(Adds response from Kiev)
MOSCOW, March 10 Russia's Foreign Ministry said
on Monday it was outraged by lawlessness in eastern Ukraine, and
accused the far-right paramilitary movement Right Sector of
"conniving" with the new government in Kiev.
Ukraine denied the allegation, and dismissed as untrue
Moscow's accusations of misdeeds in its eastern regions.
In its latest salvo in a propaganda war over Ukraine, in
which the United States has issued a list of what it calls 10
false claims by President Vladimir Putin, Russia accused the
West of being silent over violence and detentions taking place
there against Russian compatriots.
The ministry said in a statement masked men had opened fire
on peaceful demonstrators in the eastern city of Kharkiv on
March 8, wounding some.
It also said seven Russian journalists had been detained in
the eastern city of Dnipropetrovsk, suggesting the new leaders
and their Western allies were not committed to media freedoms.
"The shamefaced silence of our Western partners, human
rights organisations and foreign media is surprising. It raises
the question - where is the notorious objectivity and commitment
to democracy?" it said.
Ukraine's Foreign Ministry issued a lengthy rebuttal
expressing "surprise" at the Russian statement.
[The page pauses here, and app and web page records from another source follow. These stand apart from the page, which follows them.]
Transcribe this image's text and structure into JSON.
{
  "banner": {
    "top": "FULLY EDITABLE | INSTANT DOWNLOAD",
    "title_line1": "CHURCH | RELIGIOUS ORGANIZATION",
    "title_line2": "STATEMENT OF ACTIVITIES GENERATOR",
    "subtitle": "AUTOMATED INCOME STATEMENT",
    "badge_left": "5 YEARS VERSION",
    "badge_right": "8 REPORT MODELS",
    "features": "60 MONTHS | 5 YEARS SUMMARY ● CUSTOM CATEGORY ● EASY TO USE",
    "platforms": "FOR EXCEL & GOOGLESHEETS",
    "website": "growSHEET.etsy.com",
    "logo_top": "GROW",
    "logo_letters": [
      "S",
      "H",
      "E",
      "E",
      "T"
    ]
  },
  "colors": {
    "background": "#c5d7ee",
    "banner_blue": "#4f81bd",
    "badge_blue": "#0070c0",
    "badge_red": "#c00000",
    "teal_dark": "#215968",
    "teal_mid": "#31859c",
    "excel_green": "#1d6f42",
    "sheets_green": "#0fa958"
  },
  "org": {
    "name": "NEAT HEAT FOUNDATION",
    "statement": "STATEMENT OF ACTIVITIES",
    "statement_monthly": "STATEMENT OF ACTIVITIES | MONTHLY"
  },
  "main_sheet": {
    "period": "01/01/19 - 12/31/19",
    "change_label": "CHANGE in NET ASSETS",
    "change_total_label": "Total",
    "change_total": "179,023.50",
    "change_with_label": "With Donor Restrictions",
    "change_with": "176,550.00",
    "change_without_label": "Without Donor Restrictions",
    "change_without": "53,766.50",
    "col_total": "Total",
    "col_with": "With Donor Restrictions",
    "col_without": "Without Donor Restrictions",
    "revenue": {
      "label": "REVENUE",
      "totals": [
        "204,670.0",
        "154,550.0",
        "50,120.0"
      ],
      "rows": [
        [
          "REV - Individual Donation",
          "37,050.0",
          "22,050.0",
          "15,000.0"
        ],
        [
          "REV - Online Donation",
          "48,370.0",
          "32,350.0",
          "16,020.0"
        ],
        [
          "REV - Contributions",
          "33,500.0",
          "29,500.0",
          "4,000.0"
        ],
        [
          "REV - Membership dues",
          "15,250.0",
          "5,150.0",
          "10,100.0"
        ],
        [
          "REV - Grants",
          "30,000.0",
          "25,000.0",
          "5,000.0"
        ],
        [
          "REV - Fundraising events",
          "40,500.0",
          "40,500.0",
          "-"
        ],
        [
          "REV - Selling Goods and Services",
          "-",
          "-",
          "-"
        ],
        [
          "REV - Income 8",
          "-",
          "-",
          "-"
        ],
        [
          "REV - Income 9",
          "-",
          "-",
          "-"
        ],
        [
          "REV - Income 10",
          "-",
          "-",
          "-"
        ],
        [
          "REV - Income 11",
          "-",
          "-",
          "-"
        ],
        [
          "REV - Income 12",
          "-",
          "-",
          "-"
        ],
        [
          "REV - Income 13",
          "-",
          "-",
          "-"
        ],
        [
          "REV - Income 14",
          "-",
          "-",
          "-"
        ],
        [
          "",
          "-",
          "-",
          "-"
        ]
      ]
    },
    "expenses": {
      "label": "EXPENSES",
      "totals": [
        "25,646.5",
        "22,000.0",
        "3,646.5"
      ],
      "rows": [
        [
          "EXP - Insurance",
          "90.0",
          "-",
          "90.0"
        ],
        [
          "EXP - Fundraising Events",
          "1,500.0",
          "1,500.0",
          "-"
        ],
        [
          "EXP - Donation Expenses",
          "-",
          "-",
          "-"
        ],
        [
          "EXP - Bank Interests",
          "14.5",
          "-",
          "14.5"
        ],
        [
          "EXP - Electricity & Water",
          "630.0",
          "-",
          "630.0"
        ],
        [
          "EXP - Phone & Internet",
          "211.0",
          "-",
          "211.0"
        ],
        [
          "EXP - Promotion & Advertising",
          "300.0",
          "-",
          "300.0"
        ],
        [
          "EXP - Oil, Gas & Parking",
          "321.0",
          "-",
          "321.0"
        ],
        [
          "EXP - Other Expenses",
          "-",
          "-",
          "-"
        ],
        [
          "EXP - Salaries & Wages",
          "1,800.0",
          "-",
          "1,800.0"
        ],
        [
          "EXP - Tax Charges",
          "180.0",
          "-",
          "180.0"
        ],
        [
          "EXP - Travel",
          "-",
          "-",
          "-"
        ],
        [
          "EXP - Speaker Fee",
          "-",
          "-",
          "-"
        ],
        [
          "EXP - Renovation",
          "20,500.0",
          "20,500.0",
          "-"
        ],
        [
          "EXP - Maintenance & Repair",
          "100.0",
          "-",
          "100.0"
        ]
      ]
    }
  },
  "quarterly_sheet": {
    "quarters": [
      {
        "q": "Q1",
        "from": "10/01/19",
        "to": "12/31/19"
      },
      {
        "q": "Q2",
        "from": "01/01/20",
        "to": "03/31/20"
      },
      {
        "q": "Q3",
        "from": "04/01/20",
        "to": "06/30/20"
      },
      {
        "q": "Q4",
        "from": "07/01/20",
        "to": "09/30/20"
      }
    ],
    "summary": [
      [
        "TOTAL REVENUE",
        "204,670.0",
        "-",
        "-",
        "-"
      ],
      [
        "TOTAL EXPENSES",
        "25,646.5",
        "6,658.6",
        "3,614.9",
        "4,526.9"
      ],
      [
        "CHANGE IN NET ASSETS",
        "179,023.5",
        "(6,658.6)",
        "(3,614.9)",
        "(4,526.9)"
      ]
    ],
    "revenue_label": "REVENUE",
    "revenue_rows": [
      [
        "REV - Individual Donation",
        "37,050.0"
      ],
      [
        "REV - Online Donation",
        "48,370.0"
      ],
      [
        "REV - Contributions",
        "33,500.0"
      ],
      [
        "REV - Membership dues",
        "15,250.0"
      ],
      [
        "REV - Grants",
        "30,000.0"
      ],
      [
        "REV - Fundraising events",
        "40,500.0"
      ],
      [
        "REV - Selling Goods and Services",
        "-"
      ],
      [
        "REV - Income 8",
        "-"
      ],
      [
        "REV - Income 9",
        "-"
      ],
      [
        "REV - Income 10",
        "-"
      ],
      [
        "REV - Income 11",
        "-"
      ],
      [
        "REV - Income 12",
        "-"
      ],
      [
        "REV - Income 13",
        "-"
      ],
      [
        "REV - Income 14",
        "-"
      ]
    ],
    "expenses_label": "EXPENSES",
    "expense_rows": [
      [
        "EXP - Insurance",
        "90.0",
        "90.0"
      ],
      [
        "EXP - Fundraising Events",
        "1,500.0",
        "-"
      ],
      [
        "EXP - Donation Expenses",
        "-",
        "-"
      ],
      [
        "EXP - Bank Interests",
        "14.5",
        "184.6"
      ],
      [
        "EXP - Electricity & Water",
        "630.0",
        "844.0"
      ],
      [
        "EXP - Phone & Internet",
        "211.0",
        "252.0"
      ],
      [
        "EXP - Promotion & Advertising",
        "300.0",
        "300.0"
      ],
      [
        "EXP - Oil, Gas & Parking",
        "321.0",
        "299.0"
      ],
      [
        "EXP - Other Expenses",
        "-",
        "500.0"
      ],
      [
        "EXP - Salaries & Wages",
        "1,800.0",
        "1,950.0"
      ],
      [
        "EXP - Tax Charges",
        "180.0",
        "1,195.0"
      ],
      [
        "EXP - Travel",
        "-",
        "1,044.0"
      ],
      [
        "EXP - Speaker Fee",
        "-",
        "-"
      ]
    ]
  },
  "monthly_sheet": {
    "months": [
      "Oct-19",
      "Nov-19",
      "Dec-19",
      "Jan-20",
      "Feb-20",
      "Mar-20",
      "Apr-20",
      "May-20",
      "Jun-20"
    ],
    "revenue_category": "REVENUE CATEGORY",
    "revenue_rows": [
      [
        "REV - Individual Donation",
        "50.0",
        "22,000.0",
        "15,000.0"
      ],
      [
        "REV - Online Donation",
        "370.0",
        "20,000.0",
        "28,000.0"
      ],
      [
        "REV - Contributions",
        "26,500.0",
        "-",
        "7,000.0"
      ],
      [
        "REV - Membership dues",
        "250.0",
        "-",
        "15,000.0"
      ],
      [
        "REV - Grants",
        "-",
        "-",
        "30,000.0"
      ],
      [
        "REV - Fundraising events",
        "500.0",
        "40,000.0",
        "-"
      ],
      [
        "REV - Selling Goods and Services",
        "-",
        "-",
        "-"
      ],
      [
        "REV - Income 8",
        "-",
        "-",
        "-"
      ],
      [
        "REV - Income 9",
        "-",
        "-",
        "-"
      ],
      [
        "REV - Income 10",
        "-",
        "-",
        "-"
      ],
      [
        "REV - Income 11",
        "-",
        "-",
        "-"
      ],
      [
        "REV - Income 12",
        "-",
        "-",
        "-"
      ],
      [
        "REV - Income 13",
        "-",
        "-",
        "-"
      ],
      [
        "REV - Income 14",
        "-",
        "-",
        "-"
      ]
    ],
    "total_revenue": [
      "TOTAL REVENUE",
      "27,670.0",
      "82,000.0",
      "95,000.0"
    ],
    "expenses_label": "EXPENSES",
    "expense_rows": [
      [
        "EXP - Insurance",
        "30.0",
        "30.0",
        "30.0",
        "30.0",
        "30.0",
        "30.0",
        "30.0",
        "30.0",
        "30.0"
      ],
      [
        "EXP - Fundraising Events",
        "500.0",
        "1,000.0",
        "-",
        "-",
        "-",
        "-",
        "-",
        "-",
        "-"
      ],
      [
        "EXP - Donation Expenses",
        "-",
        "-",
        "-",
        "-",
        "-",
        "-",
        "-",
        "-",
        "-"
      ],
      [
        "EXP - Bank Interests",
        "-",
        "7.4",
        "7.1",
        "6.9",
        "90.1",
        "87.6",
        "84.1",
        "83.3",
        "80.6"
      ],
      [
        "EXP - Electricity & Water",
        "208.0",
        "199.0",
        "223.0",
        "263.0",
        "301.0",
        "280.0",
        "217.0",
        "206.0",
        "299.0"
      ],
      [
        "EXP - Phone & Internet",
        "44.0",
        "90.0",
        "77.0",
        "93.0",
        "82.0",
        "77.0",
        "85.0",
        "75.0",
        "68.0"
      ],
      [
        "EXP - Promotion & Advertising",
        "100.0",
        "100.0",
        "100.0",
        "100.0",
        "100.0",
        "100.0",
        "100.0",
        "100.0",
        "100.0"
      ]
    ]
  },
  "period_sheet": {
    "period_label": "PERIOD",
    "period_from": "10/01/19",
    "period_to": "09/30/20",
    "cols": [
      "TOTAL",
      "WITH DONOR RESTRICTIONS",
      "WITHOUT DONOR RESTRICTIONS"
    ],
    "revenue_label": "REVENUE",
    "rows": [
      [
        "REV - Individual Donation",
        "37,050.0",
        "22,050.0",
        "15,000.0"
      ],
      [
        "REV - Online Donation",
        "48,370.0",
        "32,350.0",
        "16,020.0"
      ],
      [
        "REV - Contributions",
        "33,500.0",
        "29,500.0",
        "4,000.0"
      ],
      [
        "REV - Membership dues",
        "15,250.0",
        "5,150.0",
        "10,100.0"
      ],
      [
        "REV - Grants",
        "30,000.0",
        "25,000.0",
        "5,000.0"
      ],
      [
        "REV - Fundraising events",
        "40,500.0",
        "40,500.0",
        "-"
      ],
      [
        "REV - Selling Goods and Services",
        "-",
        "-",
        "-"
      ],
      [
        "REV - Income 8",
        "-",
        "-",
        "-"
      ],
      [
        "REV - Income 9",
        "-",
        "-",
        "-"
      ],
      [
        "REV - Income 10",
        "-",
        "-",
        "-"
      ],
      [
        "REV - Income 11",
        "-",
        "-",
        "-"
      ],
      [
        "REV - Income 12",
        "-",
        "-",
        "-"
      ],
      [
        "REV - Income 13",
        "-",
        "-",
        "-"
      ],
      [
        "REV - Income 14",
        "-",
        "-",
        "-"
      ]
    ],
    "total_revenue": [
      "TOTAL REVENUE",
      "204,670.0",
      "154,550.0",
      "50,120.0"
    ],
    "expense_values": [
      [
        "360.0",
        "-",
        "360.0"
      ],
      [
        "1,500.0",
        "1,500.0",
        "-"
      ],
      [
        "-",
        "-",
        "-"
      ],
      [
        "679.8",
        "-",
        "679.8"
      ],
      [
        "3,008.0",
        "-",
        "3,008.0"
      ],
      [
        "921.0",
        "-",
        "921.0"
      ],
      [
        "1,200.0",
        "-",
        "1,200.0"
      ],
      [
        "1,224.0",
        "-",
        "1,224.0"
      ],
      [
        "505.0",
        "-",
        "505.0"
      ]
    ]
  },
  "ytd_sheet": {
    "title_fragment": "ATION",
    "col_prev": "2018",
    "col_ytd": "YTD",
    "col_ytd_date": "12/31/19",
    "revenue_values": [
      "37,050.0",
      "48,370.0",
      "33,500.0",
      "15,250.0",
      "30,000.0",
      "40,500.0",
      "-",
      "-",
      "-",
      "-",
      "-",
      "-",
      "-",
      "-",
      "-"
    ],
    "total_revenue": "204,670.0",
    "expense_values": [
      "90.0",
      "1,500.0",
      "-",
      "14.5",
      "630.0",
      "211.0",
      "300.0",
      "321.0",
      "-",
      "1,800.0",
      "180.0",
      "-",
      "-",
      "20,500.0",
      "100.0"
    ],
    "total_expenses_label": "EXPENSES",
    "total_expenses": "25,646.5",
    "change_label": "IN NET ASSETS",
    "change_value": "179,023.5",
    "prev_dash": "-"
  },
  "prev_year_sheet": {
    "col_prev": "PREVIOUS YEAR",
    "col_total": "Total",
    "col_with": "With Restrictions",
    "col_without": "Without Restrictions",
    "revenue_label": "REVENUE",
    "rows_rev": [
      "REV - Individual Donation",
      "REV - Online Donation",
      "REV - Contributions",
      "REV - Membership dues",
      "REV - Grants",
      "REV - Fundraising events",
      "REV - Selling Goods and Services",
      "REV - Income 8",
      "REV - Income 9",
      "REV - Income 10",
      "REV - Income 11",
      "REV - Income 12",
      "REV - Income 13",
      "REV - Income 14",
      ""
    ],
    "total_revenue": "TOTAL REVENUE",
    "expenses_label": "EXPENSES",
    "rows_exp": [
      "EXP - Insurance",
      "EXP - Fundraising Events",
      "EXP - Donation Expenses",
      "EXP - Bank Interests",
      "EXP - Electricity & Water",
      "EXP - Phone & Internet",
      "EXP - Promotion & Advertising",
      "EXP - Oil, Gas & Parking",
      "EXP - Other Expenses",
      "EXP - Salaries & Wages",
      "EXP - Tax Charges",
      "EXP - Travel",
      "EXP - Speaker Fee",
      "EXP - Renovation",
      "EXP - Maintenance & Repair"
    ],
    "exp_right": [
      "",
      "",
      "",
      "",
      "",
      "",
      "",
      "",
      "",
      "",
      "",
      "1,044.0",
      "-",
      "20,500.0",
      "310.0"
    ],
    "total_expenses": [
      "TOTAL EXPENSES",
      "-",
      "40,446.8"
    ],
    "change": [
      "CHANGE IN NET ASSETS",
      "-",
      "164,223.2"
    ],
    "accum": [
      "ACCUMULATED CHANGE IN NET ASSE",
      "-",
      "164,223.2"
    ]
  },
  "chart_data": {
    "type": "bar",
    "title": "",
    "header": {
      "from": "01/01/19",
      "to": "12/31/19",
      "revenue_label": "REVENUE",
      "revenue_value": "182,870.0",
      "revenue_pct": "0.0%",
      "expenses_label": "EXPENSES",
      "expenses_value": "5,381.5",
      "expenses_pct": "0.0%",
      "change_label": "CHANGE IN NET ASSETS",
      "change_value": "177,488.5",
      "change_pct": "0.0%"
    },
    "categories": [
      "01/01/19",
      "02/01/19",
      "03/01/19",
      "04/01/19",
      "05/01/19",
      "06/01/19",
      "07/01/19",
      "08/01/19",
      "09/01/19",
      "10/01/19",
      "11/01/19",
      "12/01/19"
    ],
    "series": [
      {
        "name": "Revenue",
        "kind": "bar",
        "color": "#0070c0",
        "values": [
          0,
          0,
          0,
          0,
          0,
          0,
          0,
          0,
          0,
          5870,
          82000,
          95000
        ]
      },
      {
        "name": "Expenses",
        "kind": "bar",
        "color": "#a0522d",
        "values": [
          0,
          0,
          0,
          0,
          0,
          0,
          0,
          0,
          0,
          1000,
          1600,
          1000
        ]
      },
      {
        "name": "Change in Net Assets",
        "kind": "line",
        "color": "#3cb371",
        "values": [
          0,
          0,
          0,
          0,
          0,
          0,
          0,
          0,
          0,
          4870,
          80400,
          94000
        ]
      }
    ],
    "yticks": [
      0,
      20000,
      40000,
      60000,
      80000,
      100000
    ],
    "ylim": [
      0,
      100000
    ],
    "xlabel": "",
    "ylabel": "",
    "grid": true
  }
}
It denied that
shots had been fired and demonstrators wounded in Kharkiv and
said it had no confirmation that journalists had been detained.
"It is a pity that in this situation the Russian Foreign
Ministry, instead of carrying out its foreign policy duties and
ensuring that Russia meets its international obligations, has
taken on the mission of systematic disinformation...," it said.
Ukrainian and foreign reporters, it said, were "encountering
obstacles to their legal professional activities ... direct
threats and even aggressive acts of force, beatings and
Kharkiv police said they were treating the Kharkiv incident
as a minor one and say the only link to Right Sector came from
an anonymous phone caller.
Ukraine's government and Western leaders have accused
Russian officials and media of distorting the facts to portray
the protesters who ended Moscow-backed President Viktor
Yanukovich's rule as violent extremists.
Witnesses in eastern Ukraine say tensions have been stoked
by pro-Russian activists stirring violence to provide Putin with
a justification for invading Ukraine to protect Russians there.
An official who monitors media freedom for The Organisation
for Security and Cooperation in Europe (OSCE) said after
visiting Crimea last week that her more pressing concern was
about media freedoms in the southern Ukrainian region.
She said pro-Russian authorities who have seized power in
Crimea were clamping down on media that did not support them and
were intimidating reporters.
(Reporting by Megan Davies, writing by Elizabeth Piper, Editing
by Timothy Heritage and Ron Popeski)